Andre Drummond is one of the NBA’s best young players. Averaging 17.3 points and 15.4 rebounds per game, he has the Pistons on pace for their first playoff appearance in seven seasons.
So, it’s all rosy in Detroit?
Drummond isn’t as good on defense as he should be, and privately, the Pistons wish he would play harder; he reaches instead of sliding his feet, leaps late for shots he has no chance of blocking and takes off-kilter angles defending the pick-and-roll.
Drummond doesn’t always give ideal effort, especially when he’s not getting touches offensively. Pistons coach Stan Van Gundy has also expressed dissatisfaction about Drummond’s free-throw shooting.
But Drummond is just 22 and on the right track.
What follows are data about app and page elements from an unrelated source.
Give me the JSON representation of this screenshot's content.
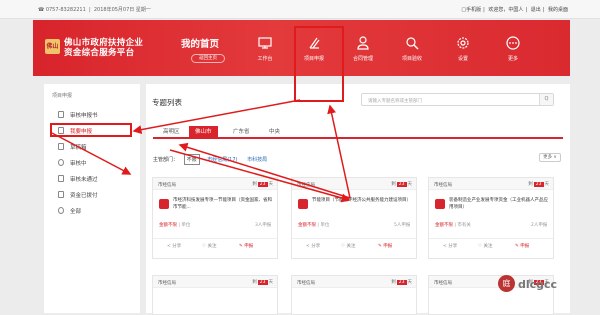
{
  "topbar": {
    "phone": "☎ 0757-83282211",
    "date": "2018年05月07日 星期一",
    "links": [
      "□手机版",
      "欢迎您，中国人",
      "退出",
      "我的桌面"
    ]
  },
  "header": {
    "logo_text": "佛山",
    "brand_line1": "佛山市政府扶持企业",
    "brand_line2": "资金综合服务平台",
    "home_title": "我的首页",
    "home_button": "返回主页"
  },
  "nav": [
    {
      "label": "工作台",
      "icon": "monitor-icon"
    },
    {
      "label": "项目申报",
      "icon": "edit-icon"
    },
    {
      "label": "合同管理",
      "icon": "contract-icon"
    },
    {
      "label": "项目验收",
      "icon": "search-icon"
    },
    {
      "label": "设置",
      "icon": "gear-icon"
    },
    {
      "label": "更多",
      "icon": "more-icon"
    }
  ],
  "sidebar": {
    "title": "项目申报",
    "items": [
      {
        "label": "审核申报书"
      },
      {
        "label": "我要申报"
      },
      {
        "label": "草稿箱"
      },
      {
        "label": "审核中"
      },
      {
        "label": "审核未通过"
      },
      {
        "label": "资金已拨付"
      },
      {
        "label": "全部"
      }
    ]
  },
  "main": {
    "title": "专题列表",
    "search_placeholder": "请输入专题名称或主管部门",
    "search_button": "Q",
    "tabs": [
      "高明区",
      "佛山市",
      "广东省",
      "中央"
    ],
    "filter_label": "主管部门：",
    "filter_options": [
      "不限",
      "市经信局(17)",
      "市科技局"
    ],
    "more_button": "更多 ∨"
  },
  "cards": [
    {
      "org": "市经信局",
      "days_prefix": "剩",
      "days": "23",
      "days_unit": "天",
      "name": "市经济科技发展专项—节能项目（资金国家、省和市节能...",
      "amount": "金额不限",
      "unit": "单位",
      "count": "3人申报",
      "share": "分享",
      "follow": "关注",
      "report": "申报"
    },
    {
      "org": "市经信局",
      "days_prefix": "剩",
      "days": "23",
      "days_unit": "天",
      "name": "节能项目（节能循环经济公共服务能力建设项目）",
      "amount": "金额不限",
      "unit": "单位",
      "count": "5人申报",
      "share": "分享",
      "follow": "关注",
      "report": "申报"
    },
    {
      "org": "市经信局",
      "days_prefix": "剩",
      "days": "23",
      "days_unit": "天",
      "name": "装备制造业产业发展专项资金（工业机器人产品应用项目）",
      "amount": "金额不限",
      "unit": "市有关",
      "count": "2人申报",
      "share": "分享",
      "follow": "关注",
      "report": "申报"
    },
    {
      "org": "市经信局",
      "days_prefix": "剩",
      "days": "23",
      "days_unit": "天"
    },
    {
      "org": "市经信局",
      "days_prefix": "剩",
      "days": "23",
      "days_unit": "天"
    },
    {
      "org": "市经信局",
      "days_prefix": "剩",
      "days": "23",
      "days_unit": "天"
    }
  ],
  "watermark": "dlcgcc",
  "colors": {
    "brand_red": "#d8242c",
    "annotation_red": "#e01b1b"
  }
}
It’s not uncommon for young players not to give maximum effort.
He’s also so physically talented, possessing a rare – perhaps unprecedented – combination of size and athleticism, it’s easy to expect more from him. That’s not always fair.
The Pistons should – for now, at least – take Drummond’s positives and negatives. The good outweighs the bad. Significantly.
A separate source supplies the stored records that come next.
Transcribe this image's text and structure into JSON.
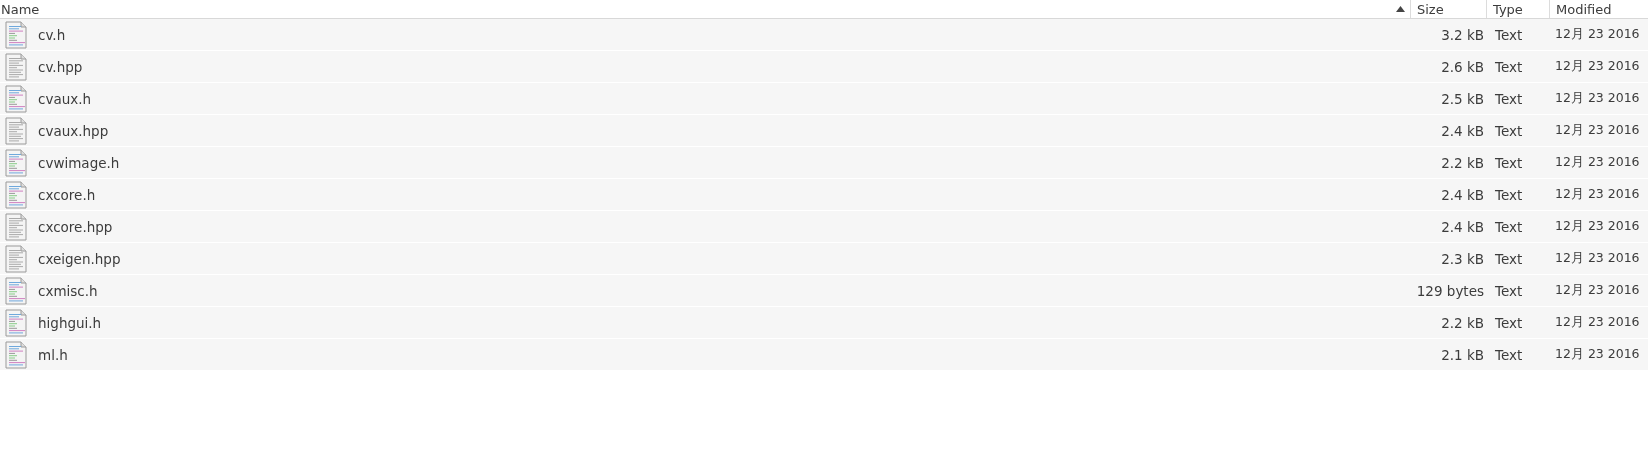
{
  "columns": [
    {
      "label": "Name",
      "sorted": true
    },
    {
      "label": "Size",
      "sorted": false
    },
    {
      "label": "Type",
      "sorted": false
    },
    {
      "label": "Modified",
      "sorted": false
    }
  ],
  "files": [
    {
      "name": "cv.h",
      "size": "3.2 kB",
      "type": "Text",
      "modified": "12月 23 2016",
      "kind": "code"
    },
    {
      "name": "cv.hpp",
      "size": "2.6 kB",
      "type": "Text",
      "modified": "12月 23 2016",
      "kind": "plain"
    },
    {
      "name": "cvaux.h",
      "size": "2.5 kB",
      "type": "Text",
      "modified": "12月 23 2016",
      "kind": "code"
    },
    {
      "name": "cvaux.hpp",
      "size": "2.4 kB",
      "type": "Text",
      "modified": "12月 23 2016",
      "kind": "plain"
    },
    {
      "name": "cvwimage.h",
      "size": "2.2 kB",
      "type": "Text",
      "modified": "12月 23 2016",
      "kind": "code"
    },
    {
      "name": "cxcore.h",
      "size": "2.4 kB",
      "type": "Text",
      "modified": "12月 23 2016",
      "kind": "code"
    },
    {
      "name": "cxcore.hpp",
      "size": "2.4 kB",
      "type": "Text",
      "modified": "12月 23 2016",
      "kind": "plain"
    },
    {
      "name": "cxeigen.hpp",
      "size": "2.3 kB",
      "type": "Text",
      "modified": "12月 23 2016",
      "kind": "plain"
    },
    {
      "name": "cxmisc.h",
      "size": "129 bytes",
      "type": "Text",
      "modified": "12月 23 2016",
      "kind": "code"
    },
    {
      "name": "highgui.h",
      "size": "2.2 kB",
      "type": "Text",
      "modified": "12月 23 2016",
      "kind": "code"
    },
    {
      "name": "ml.h",
      "size": "2.1 kB",
      "type": "Text",
      "modified": "12月 23 2016",
      "kind": "code"
    }
  ]
}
Drummond should continue developing the physical and mental endurance necessary to play harder, and the Pistons should keep pushing him to do so. They can’t reach their potential and advance deep in the postseason unless he does.
This is the natural evolution of the star on the rise, not a reason for panic